The Rohingya people, a Muslim minority residing in western Myanmar, have been called "the most persecuted people in the world." This ethnic group has faced institutionalized discrimination and vicious ethnic violence for decades, prompting thousands to make perilous journeys in search of a better life. As of 2015, over 200,000 Rohingyas have been displaced and now live in squalid refugee settlements in Bangladesh, Thailand, and rural Myanmar. Desperate to escape the dead-end life in the camps, over 30,000 Rohingyas boarded boats in the spring of 2015, attempting to escape to a better future in neighboring nations. Hundreds drowned in the attempt, while thousands more were rounded up and deported upon arrival at their destination — prompting Amnesty International to dub them "among the world’s least-wanted people." Human rights groups say that the plight of the Rohingyas continues to deteriorate, with no end in sight.
3. The Bangladeshi Climate Refugees
The nation of Bangladesh has suffered from more than 70 climate-related disasters in the last ten years alone. As climate change leads to higher sea levels, experts project that Bangladesh may lose up to 17 percent of its land to flooding by 2050. This is expected to lead to the displacement of at least 20,000,000 people, but the pattern has already begun: approximately 4,000,000 Bangladeshis have been driven by flooding to move into the city of Dhaka. This massive influx has lead to a crisis in sanitation, housing, and education services in the already-impoverished slums, where the majority of these migrants have settled. Human rights and environmental groups believe Bangladesh to be one of the nations most vulnerable to climate change in the entire world, and warn that humanitarian conditions will continue to deteriorate if the international community does not take action to support the affected populations.
4. Colombia’s Invisible Victims
While cross-border migration is bound to draw political attention, what happens when people are displaced within the boundaries of their own nation? Throughout the world, 38,000,000 people are classified as Internally Displaced People (IDPs) and in 2014 alone, the rate of internal displacement equaled an average of 30,000 people displaced per day. In Colombia, over 6,000,000 people are internally displaced after five decades of internal conflict. According to the U.N., a disproportionate number of these IDPs come from indigenous or minority communities, and many are vulnerable to kidnapping by guerrilla groups. While much of the outright violence has subsided in Colombia, instability continues to threaten many parts of the country. Experts estimate that fewer than 20 percent of these IDPs will be able to return to their homes.
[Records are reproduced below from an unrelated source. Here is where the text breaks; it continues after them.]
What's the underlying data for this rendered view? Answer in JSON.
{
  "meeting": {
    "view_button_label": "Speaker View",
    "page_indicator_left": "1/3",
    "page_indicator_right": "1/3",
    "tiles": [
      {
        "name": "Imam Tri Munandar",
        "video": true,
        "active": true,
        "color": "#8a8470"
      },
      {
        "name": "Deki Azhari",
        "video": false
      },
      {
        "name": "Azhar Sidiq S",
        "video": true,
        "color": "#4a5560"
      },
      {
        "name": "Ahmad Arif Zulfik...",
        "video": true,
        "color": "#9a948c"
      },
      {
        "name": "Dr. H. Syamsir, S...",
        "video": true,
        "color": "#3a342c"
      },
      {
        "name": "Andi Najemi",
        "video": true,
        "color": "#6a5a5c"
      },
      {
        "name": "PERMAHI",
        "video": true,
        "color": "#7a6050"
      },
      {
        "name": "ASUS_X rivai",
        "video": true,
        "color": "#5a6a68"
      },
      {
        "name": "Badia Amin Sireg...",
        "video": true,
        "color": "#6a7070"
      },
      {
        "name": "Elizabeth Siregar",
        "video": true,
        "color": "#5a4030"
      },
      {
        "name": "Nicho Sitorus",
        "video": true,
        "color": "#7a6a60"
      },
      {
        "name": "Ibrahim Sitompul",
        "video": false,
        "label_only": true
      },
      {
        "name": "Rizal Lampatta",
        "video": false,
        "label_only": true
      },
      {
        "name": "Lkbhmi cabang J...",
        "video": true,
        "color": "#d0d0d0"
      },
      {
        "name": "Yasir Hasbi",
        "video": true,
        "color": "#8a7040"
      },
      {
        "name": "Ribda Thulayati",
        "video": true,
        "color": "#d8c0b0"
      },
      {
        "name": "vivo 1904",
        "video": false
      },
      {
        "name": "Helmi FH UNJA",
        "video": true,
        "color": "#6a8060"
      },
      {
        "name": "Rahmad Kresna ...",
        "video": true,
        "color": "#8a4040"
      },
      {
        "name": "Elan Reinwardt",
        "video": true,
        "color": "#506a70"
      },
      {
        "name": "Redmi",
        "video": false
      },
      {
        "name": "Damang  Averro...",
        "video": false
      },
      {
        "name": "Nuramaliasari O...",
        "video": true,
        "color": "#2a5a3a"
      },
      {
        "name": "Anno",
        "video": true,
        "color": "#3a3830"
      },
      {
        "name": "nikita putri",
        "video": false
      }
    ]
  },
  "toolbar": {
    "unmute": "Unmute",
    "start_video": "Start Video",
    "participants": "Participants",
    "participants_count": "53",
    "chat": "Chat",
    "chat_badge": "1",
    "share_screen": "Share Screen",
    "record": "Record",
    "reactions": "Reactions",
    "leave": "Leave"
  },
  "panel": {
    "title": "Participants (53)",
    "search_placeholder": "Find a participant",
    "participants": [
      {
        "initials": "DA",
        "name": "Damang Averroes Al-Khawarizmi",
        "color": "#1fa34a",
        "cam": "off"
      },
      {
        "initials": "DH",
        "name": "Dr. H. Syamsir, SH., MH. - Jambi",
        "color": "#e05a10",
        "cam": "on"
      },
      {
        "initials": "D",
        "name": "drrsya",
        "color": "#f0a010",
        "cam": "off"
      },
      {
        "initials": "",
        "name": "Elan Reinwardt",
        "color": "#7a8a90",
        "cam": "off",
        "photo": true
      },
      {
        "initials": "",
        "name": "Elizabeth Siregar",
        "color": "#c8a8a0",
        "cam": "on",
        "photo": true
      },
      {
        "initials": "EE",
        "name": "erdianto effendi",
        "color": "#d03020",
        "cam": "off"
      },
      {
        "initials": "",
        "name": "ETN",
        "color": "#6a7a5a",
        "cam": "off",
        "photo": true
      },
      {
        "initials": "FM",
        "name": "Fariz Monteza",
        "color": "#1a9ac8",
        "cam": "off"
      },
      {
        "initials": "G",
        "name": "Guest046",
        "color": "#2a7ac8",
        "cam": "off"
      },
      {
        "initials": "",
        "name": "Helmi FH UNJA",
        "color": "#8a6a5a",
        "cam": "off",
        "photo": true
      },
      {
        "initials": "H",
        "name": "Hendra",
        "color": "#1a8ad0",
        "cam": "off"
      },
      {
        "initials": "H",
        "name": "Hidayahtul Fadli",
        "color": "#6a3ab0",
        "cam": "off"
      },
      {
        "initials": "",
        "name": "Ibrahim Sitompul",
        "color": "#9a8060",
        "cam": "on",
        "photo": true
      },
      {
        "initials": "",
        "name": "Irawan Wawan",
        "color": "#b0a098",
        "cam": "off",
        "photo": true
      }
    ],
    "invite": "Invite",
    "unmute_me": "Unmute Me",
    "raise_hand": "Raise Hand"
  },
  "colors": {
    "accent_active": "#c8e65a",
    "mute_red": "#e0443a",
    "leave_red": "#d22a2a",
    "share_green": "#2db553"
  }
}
5. Eritreans Escaping Repression
Forced military service, lack of free press, and high rates of human rights abuses make life hard to bear for most Eritreans. The nation is ruled by a one-party government that has been likened to the North Korean regime for its lack of transparency and disregard for civil liberties. The suffering and poverty incurred by government policies has made Eritrea one of the world's top producers of refugees and one of the "fastest-emptying countries in the world." Eritrean migrants often move to neighboring African countries, but have also been one of the largest groups flocking to Europe in the past year. To reach Europe, many Eritreans passed through the Sahara desert on foot before boarding flimsy boats on the Libyan shore, risking their lives in pursuit of a better future.
What Can You Do To Help?
For more information on these and other migrant communities, check out the International Organization for Migration, Oxfam International, or the U.N. High Commissioner for Refugees. If you want to help, check online for country-specific non-profits, using Charity Navigator or Guide Star to find the most credible organization.
This year, the United Nations has called for the first-ever global candlelight vigil to honor those who have lost their lives in the process of migration. While millions continue to risk life and limb in pursuit of a better future, they reflect a human drive for life that is stronger than fear. As British-Somali poet Warsen Shire put it his poem, "Home," "no one leaves home unless home is the mouth of a shark ... no one puts their children in a boat unless the water is safer than the land."
Images courtesy of Sarah Aziza